- [Page and application data records]
⟨

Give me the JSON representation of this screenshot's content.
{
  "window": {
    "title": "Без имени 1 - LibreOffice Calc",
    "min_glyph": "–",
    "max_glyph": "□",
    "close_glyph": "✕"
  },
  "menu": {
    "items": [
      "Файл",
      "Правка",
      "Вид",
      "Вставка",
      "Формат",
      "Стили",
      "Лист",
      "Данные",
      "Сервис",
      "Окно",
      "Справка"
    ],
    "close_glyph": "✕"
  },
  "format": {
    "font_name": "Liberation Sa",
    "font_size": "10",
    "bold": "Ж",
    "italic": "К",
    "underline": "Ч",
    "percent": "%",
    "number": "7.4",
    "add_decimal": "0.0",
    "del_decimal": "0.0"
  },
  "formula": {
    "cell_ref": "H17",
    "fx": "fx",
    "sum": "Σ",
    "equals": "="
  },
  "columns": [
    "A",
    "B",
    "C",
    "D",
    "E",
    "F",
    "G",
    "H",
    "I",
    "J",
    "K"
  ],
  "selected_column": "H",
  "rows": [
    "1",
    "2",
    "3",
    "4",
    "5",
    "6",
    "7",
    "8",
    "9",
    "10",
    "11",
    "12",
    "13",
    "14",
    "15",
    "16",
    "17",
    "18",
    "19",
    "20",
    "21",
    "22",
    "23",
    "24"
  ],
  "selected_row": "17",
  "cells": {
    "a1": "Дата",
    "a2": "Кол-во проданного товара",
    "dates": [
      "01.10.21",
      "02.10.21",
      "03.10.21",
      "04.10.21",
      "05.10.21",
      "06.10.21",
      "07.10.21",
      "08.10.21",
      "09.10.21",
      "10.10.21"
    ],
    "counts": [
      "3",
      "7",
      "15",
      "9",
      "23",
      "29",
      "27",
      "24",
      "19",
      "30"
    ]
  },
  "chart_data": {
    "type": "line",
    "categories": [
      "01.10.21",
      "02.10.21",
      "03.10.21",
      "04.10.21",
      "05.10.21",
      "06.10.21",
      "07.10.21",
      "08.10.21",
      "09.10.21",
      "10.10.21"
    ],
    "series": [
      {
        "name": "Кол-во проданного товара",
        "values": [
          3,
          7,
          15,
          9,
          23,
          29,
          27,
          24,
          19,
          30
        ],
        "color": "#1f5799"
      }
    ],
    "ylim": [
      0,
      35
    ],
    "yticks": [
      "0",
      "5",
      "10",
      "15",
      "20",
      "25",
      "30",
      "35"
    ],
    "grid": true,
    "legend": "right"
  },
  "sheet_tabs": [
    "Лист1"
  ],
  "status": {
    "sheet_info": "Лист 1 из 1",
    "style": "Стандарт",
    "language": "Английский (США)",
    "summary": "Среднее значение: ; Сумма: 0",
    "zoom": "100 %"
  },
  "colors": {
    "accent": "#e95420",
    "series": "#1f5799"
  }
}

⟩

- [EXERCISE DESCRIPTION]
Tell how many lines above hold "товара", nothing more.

- [TASK RESULT]
2